The Hall of Famer epitomized what the book was all about. He never quit. With the help of Wendlestedt, he persevered and went on to record 58 consecutive scoreless innings. Although Drysdale wasn't one of the subjects in Winners Never Quit, the book featured a couple of my favorite players from that era. In junior high school, I wore number 22 and could twitch my head at the free throw line better than anybody not named Elgin Baylor. Being a righty, I couldn't imitate Sandy Koufax nearly as well but, suffice it to say, I knew everything about him--from his birthday to his stats to his mannerisms on the mound.
I read the book from cover to cover. At least twice. I bought into all the messages conveyed from one chapter to the next as well as the Introduction.
Call it courage. Call it guts. Call it desire. There are many names for it, but what is it, really, this indefinable quality that makes a man put out that extra something just when it seems there is nothing left to give?
It takes courage merely to try out for the team. It means willingness to suffer, to sacrifice, to work harder than the next fellow. It means you ran that extra lap, practiced the jump shot a half hour longer, ran the dive play a few more times. It means you got home a little later, a little wearier, a little hungrier and with a few more aches and pains. Maybe you thought it wasn't worth it. Maybe you considered skipping practice tomorrow or quitting the team altogether. But you didn't. That is courage.

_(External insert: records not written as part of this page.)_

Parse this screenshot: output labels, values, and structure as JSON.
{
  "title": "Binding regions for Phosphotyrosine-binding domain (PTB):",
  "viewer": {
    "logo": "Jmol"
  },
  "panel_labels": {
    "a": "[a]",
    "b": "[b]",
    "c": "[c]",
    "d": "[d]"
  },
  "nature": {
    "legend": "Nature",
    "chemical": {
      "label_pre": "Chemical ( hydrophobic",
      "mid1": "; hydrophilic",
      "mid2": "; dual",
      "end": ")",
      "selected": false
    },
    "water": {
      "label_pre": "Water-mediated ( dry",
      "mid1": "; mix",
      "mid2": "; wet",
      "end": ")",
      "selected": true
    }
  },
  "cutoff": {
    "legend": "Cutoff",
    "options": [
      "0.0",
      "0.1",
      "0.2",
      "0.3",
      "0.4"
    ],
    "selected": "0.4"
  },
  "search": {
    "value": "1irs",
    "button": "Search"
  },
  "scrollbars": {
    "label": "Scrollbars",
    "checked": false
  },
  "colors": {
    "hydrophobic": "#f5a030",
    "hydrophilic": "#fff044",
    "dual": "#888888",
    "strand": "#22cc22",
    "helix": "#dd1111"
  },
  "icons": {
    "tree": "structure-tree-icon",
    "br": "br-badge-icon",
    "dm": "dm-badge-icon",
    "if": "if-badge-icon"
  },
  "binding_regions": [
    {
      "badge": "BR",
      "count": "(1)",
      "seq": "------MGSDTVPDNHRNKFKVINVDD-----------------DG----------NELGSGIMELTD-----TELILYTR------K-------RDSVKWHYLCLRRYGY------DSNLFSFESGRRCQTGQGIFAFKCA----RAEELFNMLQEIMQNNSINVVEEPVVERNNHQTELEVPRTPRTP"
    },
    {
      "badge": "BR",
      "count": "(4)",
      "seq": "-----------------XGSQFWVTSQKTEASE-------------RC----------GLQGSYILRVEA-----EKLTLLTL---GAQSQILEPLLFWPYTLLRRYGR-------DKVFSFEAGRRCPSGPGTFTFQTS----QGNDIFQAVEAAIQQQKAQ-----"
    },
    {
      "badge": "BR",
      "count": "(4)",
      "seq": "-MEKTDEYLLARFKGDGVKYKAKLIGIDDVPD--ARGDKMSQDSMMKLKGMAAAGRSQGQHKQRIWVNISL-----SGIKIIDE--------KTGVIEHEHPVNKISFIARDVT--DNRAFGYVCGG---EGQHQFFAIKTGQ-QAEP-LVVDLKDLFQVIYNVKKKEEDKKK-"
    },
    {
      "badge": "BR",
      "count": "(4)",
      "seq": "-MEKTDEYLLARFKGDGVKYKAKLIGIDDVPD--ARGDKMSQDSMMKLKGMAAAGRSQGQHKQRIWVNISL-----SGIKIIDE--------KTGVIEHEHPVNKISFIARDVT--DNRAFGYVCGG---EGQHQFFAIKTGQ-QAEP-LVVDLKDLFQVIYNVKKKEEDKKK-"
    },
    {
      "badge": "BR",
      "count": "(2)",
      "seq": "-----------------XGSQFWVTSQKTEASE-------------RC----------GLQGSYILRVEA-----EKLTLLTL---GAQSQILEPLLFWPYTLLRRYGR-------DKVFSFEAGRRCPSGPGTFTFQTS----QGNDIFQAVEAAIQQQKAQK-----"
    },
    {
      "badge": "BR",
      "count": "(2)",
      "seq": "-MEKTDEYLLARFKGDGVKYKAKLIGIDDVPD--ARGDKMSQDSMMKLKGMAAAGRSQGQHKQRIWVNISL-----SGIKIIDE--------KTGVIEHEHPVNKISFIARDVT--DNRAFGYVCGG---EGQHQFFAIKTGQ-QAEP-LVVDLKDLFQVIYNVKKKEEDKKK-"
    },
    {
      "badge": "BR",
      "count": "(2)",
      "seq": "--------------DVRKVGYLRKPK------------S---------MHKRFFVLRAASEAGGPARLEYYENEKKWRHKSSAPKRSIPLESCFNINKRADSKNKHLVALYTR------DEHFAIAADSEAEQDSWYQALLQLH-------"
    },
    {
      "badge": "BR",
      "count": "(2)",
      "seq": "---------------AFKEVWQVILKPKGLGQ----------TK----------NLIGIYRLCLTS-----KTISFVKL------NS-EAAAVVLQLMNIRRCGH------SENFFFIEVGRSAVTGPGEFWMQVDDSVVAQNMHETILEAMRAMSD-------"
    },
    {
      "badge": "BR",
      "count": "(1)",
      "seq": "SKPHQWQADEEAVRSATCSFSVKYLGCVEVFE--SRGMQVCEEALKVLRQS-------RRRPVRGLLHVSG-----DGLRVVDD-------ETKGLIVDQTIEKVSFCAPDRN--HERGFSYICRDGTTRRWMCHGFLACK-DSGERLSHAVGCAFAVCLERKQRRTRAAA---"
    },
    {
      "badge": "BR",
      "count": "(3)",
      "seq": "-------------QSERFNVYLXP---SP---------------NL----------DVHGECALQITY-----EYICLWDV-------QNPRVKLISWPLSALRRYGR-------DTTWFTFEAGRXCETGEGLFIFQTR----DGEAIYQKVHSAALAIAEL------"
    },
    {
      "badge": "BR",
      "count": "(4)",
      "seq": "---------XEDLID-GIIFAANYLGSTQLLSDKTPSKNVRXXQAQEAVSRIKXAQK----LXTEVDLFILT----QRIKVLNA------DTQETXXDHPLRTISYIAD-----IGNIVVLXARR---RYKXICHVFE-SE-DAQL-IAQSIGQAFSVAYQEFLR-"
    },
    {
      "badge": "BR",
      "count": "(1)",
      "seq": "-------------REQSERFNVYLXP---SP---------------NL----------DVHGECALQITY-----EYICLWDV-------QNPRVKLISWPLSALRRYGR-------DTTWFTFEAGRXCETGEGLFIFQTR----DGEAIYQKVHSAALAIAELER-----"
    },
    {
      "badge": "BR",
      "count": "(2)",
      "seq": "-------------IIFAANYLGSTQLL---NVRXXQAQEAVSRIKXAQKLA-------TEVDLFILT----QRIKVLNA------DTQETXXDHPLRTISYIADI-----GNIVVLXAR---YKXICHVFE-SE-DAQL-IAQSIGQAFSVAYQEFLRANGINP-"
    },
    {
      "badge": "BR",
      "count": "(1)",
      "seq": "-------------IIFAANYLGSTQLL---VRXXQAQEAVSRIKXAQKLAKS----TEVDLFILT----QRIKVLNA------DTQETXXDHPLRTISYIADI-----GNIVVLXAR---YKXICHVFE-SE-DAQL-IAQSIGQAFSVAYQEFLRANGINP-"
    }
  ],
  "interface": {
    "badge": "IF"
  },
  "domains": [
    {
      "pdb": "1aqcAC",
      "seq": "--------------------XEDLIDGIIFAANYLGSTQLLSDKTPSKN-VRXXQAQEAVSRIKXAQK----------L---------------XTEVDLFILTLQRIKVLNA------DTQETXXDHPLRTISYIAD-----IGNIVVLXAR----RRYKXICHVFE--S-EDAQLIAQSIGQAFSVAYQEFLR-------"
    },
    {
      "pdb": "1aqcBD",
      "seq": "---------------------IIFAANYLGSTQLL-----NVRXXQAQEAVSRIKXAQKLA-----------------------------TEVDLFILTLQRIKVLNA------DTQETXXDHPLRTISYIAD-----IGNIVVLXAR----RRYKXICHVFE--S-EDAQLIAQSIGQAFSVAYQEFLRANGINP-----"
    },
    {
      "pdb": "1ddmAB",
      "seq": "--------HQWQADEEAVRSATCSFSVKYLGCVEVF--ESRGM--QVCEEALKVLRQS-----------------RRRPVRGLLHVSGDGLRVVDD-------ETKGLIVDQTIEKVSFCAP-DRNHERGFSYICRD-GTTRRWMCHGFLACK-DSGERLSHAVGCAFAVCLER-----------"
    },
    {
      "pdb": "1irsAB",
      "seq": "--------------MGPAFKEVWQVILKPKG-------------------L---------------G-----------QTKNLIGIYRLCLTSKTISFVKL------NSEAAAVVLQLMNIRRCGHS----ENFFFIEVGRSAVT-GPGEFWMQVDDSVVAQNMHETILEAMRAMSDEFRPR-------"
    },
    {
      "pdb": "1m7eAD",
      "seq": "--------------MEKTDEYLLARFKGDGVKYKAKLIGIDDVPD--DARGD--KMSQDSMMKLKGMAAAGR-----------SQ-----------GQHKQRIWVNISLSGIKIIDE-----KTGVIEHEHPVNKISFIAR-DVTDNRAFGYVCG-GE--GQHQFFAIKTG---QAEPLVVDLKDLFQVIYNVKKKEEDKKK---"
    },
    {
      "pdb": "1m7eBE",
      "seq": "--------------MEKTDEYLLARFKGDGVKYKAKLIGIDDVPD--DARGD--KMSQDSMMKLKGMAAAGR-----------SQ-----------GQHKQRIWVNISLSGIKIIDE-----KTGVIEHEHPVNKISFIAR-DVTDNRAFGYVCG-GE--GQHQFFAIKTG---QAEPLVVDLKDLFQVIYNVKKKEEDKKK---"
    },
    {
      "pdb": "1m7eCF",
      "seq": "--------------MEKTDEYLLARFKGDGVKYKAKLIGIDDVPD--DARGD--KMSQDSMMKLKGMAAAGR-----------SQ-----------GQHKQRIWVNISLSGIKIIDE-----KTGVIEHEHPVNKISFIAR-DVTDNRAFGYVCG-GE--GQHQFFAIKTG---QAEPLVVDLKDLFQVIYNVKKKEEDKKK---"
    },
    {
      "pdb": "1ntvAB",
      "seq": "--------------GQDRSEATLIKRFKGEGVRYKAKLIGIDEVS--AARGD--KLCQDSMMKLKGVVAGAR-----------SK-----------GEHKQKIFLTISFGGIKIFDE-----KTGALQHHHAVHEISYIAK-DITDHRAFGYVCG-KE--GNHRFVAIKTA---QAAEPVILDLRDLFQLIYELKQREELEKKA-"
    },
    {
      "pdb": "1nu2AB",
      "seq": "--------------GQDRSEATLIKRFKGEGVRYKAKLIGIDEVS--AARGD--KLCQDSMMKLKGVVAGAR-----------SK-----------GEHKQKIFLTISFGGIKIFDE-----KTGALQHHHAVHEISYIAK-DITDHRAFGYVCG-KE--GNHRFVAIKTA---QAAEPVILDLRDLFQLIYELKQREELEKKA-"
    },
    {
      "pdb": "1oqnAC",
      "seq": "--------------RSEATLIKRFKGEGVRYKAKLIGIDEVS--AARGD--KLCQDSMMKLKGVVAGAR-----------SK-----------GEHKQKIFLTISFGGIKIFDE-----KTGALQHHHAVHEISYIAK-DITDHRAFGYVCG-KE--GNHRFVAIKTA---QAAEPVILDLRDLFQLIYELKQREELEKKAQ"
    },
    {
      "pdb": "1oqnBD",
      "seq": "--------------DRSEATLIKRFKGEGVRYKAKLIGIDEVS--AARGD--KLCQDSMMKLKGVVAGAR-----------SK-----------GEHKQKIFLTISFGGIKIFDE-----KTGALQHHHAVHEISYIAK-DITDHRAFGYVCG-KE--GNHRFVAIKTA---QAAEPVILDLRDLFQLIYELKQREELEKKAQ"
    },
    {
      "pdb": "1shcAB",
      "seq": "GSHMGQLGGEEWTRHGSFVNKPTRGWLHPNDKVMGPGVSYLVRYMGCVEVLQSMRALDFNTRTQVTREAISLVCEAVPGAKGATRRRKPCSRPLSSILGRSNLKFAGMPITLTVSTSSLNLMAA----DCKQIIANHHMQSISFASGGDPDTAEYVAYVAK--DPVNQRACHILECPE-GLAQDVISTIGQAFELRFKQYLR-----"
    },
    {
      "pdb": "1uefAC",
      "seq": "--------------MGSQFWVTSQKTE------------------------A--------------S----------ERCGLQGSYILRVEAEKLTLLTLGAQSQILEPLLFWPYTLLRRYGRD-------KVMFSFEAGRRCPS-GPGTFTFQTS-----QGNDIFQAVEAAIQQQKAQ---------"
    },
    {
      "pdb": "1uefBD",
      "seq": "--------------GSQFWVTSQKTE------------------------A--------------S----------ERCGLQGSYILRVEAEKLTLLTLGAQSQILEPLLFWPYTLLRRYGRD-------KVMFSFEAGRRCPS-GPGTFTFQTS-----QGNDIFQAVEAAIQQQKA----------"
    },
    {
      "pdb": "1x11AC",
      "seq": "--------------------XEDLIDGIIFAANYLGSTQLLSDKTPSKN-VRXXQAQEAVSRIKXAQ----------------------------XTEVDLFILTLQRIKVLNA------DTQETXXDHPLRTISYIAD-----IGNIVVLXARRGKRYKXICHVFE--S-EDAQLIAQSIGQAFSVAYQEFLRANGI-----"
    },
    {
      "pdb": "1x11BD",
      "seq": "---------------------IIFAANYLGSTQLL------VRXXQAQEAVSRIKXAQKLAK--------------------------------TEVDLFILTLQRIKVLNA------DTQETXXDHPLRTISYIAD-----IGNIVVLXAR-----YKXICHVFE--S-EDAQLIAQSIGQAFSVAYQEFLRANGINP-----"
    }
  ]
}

Missing ten baseball games that summer turned out to be a small price to pay in the big picture of life. You see, the games come and go. But the values we learn stay with us forever. Just like that book, tucked away neatly on a shelf in my home office.